** What you are asked to do **
Return the records below in full. Keep every word exact and skip the images.
Top of The records
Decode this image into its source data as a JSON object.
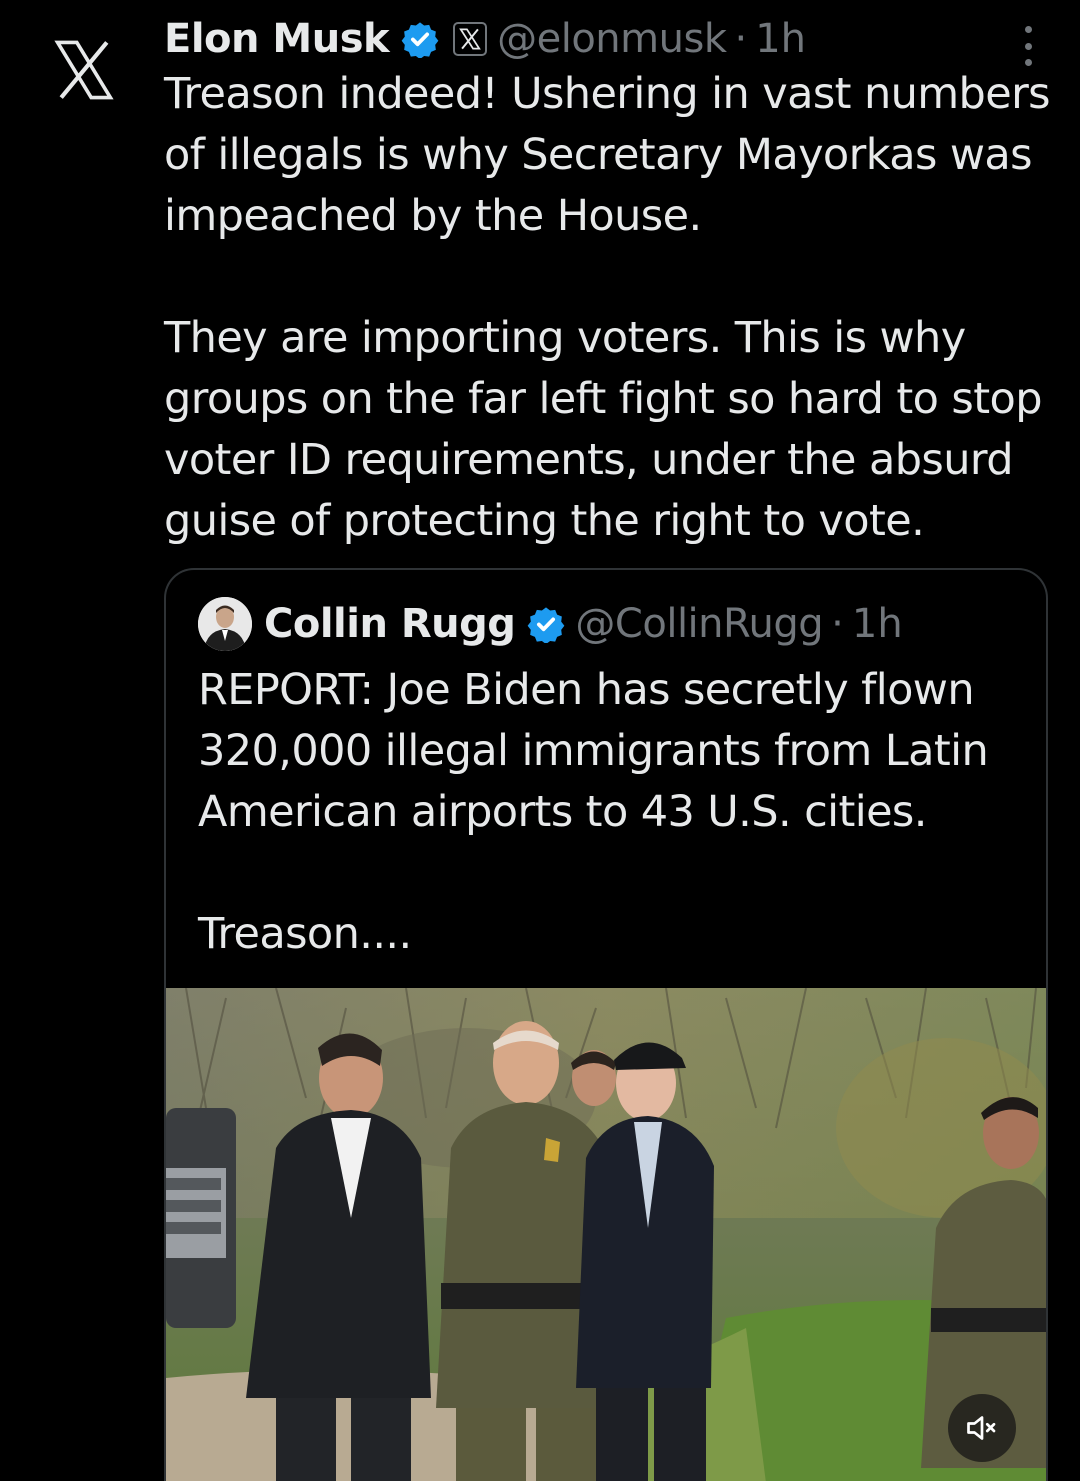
{
  "tweet": {
    "author_name": "Elon Musk",
    "handle": "@elonmusk",
    "separator": "·",
    "time": "1h",
    "text": "Treason indeed! Ushering in vast numbers of illegals is why Secretary Mayorkas was impeached by the House.\n\nThey are importing voters. This is why groups on the far left fight so hard to stop voter ID requirements, under the absurd guise of protecting the right to vote."
  },
  "quoted_tweet": {
    "author_name": "Collin Rugg",
    "handle": "@CollinRugg",
    "separator": "·",
    "time": "1h",
    "text": "REPORT: Joe Biden has secretly flown 320,000 illegal immigrants from Latin American airports to 43 U.S. cities.\n\nTreason....",
    "media_type": "video",
    "muted": true
  },
  "icons": {
    "avatar": "x-logo-icon",
    "verified": "verified-badge-icon",
    "affiliate": "x-affiliate-badge-icon",
    "menu": "more-vertical-icon",
    "mute": "volume-muted-icon"
  },
  "colors": {
    "background": "#000000",
    "text": "#e7e9ea",
    "secondary": "#71767b",
    "verified": "#1d9bf0",
    "border": "#2f3336"
  }
}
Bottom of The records
** Task solution **
Decode this image into its source data as a JSON object.
{
  "tweet": {
    "author_name": "Elon Musk",
    "handle": "@elonmusk",
    "separator": "·",
    "time": "1h",
    "text": "Treason indeed! Ushering in vast numbers of illegals is why Secretary Mayorkas was impeached by the House.\n\nThey are importing voters. This is why groups on the far left fight so hard to stop voter ID requirements, under the absurd guise of protecting the right to vote."
  },
  "quoted_tweet": {
    "author_name": "Collin Rugg",
    "handle": "@CollinRugg",
    "separator": "·",
    "time": "1h",
    "text": "REPORT: Joe Biden has secretly flown 320,000 illegal immigrants from Latin American airports to 43 U.S. cities.\n\nTreason....",
    "media_type": "video",
    "muted": true
  },
  "icons": {
    "avatar": "x-logo-icon",
    "verified": "verified-badge-icon",
    "affiliate": "x-affiliate-badge-icon",
    "menu": "more-vertical-icon",
    "mute": "volume-muted-icon"
  },
  "colors": {
    "background": "#000000",
    "text": "#e7e9ea",
    "secondary": "#71767b",
    "verified": "#1d9bf0",
    "border": "#2f3336"
  }
}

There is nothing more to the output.